Prince Cunningham will make his first APGA start as a pro this week after concluding his collegiate career at Florida A&M in June. Mack’s recent success is inspiring.
“It’s definitely an amazing thing he did,” he said. “Being a young golfer who just graduated from college, it gives you something to look at. If he did it, I can do it. It’s a hard dream, but it pays off if you stick with it.”
The 32-year-old Mack knows his quest is far from finished, but he’s never been closer. He began working with Todd Anderson, director of instruction at the PGA TOUR’s Performance Center at TPC Sawgrass, earlier this year and will enter the three-stage Korn Ferry TOUR Qualifying Tournament in late August fortified by the opportunity, experience and success he has enjoyed this year.

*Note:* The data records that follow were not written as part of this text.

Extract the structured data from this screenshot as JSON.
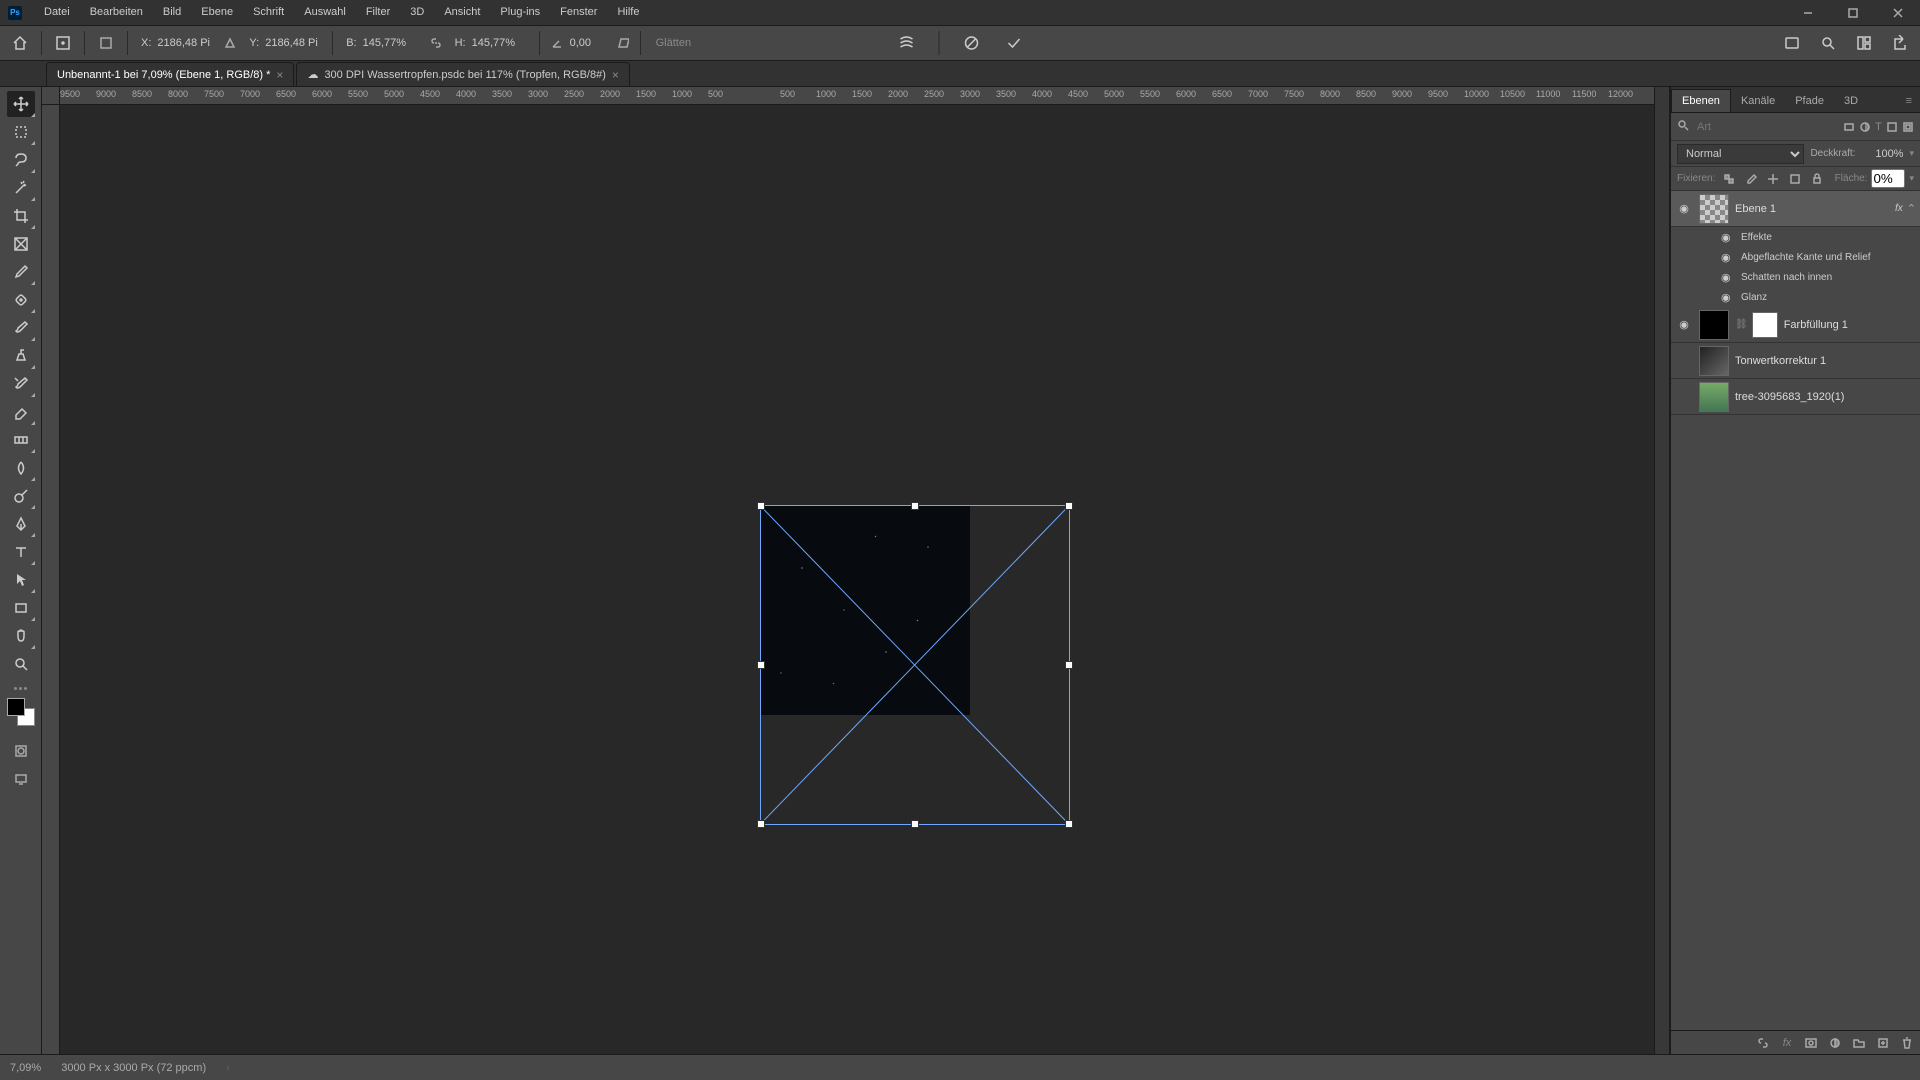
{
  "menu": [
    "Datei",
    "Bearbeiten",
    "Bild",
    "Ebene",
    "Schrift",
    "Auswahl",
    "Filter",
    "3D",
    "Ansicht",
    "Plug-ins",
    "Fenster",
    "Hilfe"
  ],
  "optionsbar": {
    "x_label": "X:",
    "x_value": "2186,48 Pi",
    "y_label": "Y:",
    "y_value": "2186,48 Pi",
    "w_label": "B:",
    "w_value": "145,77%",
    "h_label": "H:",
    "h_value": "145,77%",
    "angle_value": "0,00",
    "interpolation": "Glätten"
  },
  "tabs": [
    {
      "title": "Unbenannt-1 bei 7,09% (Ebene 1, RGB/8) *",
      "cloud": false
    },
    {
      "title": "300 DPI Wassertropfen.psdc bei 117% (Tropfen, RGB/8#)",
      "cloud": true
    }
  ],
  "ruler_marks": [
    "9500",
    "9000",
    "8500",
    "8000",
    "7500",
    "7000",
    "6500",
    "6000",
    "5500",
    "5000",
    "4500",
    "4000",
    "3500",
    "3000",
    "2500",
    "2000",
    "1500",
    "1000",
    "500",
    "",
    "500",
    "1000",
    "1500",
    "2000",
    "2500",
    "3000",
    "3500",
    "4000",
    "4500",
    "5000",
    "5500",
    "6000",
    "6500",
    "7000",
    "7500",
    "8000",
    "8500",
    "9000",
    "9500",
    "10000",
    "10500",
    "11000",
    "11500",
    "12000"
  ],
  "panel": {
    "tabs": [
      "Ebenen",
      "Kanäle",
      "Pfade",
      "3D"
    ],
    "search_placeholder": "Art",
    "blend_mode": "Normal",
    "opacity_label": "Deckkraft:",
    "opacity_value": "100%",
    "lock_label": "Fixieren:",
    "fill_label": "Fläche:",
    "fill_value": "0%"
  },
  "layers": {
    "l1": {
      "name": "Ebene 1",
      "fx_label": "fx"
    },
    "effects_header": "Effekte",
    "effects": [
      "Abgeflachte Kante und Relief",
      "Schatten nach innen",
      "Glanz"
    ],
    "l2": {
      "name": "Farbfüllung 1"
    },
    "l3": {
      "name": "Tonwertkorrektur 1"
    },
    "l4": {
      "name": "tree-3095683_1920(1)"
    }
  },
  "status": {
    "zoom": "7,09%",
    "info": "3000 Px x 3000 Px (72 ppcm)"
  }
}
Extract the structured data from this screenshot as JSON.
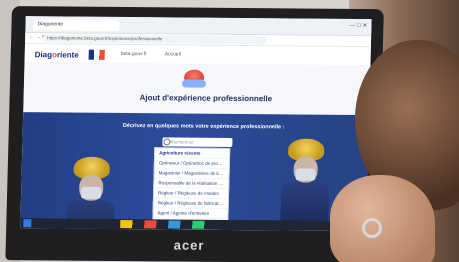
{
  "browser": {
    "tab_label": "Diagoriente",
    "url": "https://diagoriente.beta.gouv.fr/experience/professionnelle",
    "window_controls": "— □ ✕",
    "nav_icons": "← → ⟳"
  },
  "site": {
    "logo_text_main": "Diag",
    "logo_text_accent": "o",
    "logo_text_rest": "riente",
    "nav": [
      "beta.gouv.fr",
      "Accueil"
    ]
  },
  "hero": {
    "title": "Ajout d'expérience professionnelle"
  },
  "banner": {
    "prompt": "Décrivez en quelques mots votre expérience professionnelle :",
    "search_placeholder": "Rechercher"
  },
  "dropdown": {
    "items": [
      "Agriculture récente",
      "Opérateur / Opératrice de production",
      "Magasinier / Magasinière de bureau",
      "Responsable de la réalisation d'ouvrage",
      "Régleur / Régleuse de moules",
      "Régleur / Régleuse de fabrication",
      "Agent / Agente d'entretien",
      "Assistant / Assistante de foyer"
    ]
  },
  "laptop": {
    "brand": "acer"
  },
  "colors": {
    "primary": "#1b2f8a",
    "accent": "#e84e3c",
    "banner": "#2d4c9b"
  },
  "icons": {
    "search": "search-icon",
    "badge": "helmet-badge-icon"
  }
}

Emphasis on opportunity.
Mack has felt equally ready at various junctures since turning pro after an 11-win career at Bethune Cookman University in 2012. In 2019, Mack was Player of the Year on the Florida Professional Golf Tour, and he will be seeking his fourth finish atop the APGA points standings next month in Atlanta.
“Yes and no,” he said, when asked if race and economic stature impeded his pursuit of a PGA TOUR career. “I always say things work out how they’re supposed to. I’m glad I could get these opportunities now.”
Creating opportunity is what the Advocates Professional Golf Association is about. It was launched in 2008 as non-profit headed by CEO Ken Bentley, who retired as vice president for community affairs and workforce diversity at Nestle USA in 2013.
The APGA Tour debuted in 2010 as a two-tournament circuit offering a total of $40,000 in prize money. Today, the tour features 10 events offering more than $500,000 in total purses, and is supported by the PGA TOUR, the PGA of America, Farmers Insurance and Lexus, among others.
Five TPC Network clubs — Deere Run, Sugarloaf, along with TPC Louisiana, TPC Scottsdale and TPC Las Vegas — serve as tournament venues. A 27-hole event is staged on the Torrey Pines North Course on the Saturday of the Farmers Insurance Open, and Farmers Insurance this year signed Mack and fellow APGA Tour stalwart Kamaiu Johnson to multi-year sponsorship deals. Mack made his first PGA TOUR start at the Farmers in January, but did not make the cut. He also missed the cut at the Genesis Invitational three weeks later.
Executive director Cole Smith said the opportunity to play APGA events on TOUR-caliber courses has grown the APGA’s profile, as well as player interest.
“It is a unique experience for our guys. Membership requests are going through the roof,” he said. “We’ve come a long way and we’re excited about what the future holds for us.”
More excited in the wake of Willie Mack’s summer run.
“Hopefully that inspires some other players to go out and try to do the same,” said Mack. “There are a lot of talented people out here. Just getting those opportunities can definitely change some minds.”
Certainly, Mack feels ready after years of chasing his dream.